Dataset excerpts
###
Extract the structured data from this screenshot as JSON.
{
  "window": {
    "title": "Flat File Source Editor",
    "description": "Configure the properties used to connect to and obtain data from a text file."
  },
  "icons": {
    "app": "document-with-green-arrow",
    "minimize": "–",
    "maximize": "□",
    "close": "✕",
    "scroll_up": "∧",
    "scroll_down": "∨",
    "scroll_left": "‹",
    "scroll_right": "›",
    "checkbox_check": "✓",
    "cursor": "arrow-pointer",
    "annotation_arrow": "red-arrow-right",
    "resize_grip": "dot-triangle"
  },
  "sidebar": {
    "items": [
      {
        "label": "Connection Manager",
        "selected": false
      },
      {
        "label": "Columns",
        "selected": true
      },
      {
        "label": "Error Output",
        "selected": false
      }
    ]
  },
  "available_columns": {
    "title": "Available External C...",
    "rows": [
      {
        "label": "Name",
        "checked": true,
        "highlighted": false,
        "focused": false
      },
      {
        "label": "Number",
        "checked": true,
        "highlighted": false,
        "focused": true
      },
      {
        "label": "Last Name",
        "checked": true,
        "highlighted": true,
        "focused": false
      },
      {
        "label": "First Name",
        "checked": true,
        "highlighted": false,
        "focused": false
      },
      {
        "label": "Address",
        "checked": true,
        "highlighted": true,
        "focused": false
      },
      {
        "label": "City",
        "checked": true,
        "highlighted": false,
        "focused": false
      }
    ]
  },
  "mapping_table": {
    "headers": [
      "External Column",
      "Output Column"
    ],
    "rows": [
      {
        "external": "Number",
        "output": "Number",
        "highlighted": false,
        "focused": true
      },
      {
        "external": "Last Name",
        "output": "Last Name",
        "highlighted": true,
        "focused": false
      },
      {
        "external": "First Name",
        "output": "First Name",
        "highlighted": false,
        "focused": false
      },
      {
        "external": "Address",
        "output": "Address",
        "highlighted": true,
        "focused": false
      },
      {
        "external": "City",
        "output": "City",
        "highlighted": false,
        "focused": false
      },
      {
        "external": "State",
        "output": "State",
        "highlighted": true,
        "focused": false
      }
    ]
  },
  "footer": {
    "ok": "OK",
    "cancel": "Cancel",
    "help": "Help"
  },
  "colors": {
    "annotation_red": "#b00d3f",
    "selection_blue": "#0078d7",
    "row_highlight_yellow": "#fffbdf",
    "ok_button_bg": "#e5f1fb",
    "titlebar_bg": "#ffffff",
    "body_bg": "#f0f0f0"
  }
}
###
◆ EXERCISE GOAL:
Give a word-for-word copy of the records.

◆ OUTPUT BELOW:
Extract the structured data from this screenshot as JSON.
{
  "window": {
    "title": "Flat File Source Editor",
    "description": "Configure the properties used to connect to and obtain data from a text file."
  },
  "icons": {
    "app": "document-with-green-arrow",
    "minimize": "–",
    "maximize": "□",
    "close": "✕",
    "scroll_up": "∧",
    "scroll_down": "∨",
    "scroll_left": "‹",
    "scroll_right": "›",
    "checkbox_check": "✓",
    "cursor": "arrow-pointer",
    "annotation_arrow": "red-arrow-right",
    "resize_grip": "dot-triangle"
  },
  "sidebar": {
    "items": [
      {
        "label": "Connection Manager",
        "selected": false
      },
      {
        "label": "Columns",
        "selected": true
      },
      {
        "label": "Error Output",
        "selected": false
      }
    ]
  },
  "available_columns": {
    "title": "Available External C...",
    "rows": [
      {
        "label": "Name",
        "checked": true,
        "highlighted": false,
        "focused": false
      },
      {
        "label": "Number",
        "checked": true,
        "highlighted": false,
        "focused": true
      },
      {
        "label": "Last Name",
        "checked": true,
        "highlighted": true,
        "focused": false
      },
      {
        "label": "First Name",
        "checked": true,
        "highlighted": false,
        "focused": false
      },
      {
        "label": "Address",
        "checked": true,
        "highlighted": true,
        "focused": false
      },
      {
        "label": "City",
        "checked": true,
        "highlighted": false,
        "focused": false
      }
    ]
  },
  "mapping_table": {
    "headers": [
      "External Column",
      "Output Column"
    ],
    "rows": [
      {
        "external": "Number",
        "output": "Number",
        "highlighted": false,
        "focused": true
      },
      {
        "external": "Last Name",
        "output": "Last Name",
        "highlighted": true,
        "focused": false
      },
      {
        "external": "First Name",
        "output": "First Name",
        "highlighted": false,
        "focused": false
      },
      {
        "external": "Address",
        "output": "Address",
        "highlighted": true,
        "focused": false
      },
      {
        "external": "City",
        "output": "City",
        "highlighted": false,
        "focused": false
      },
      {
        "external": "State",
        "output": "State",
        "highlighted": true,
        "focused": false
      }
    ]
  },
  "footer": {
    "ok": "OK",
    "cancel": "Cancel",
    "help": "Help"
  },
  "colors": {
    "annotation_red": "#b00d3f",
    "selection_blue": "#0078d7",
    "row_highlight_yellow": "#fffbdf",
    "ok_button_bg": "#e5f1fb",
    "titlebar_bg": "#ffffff",
    "body_bg": "#f0f0f0"
  }
}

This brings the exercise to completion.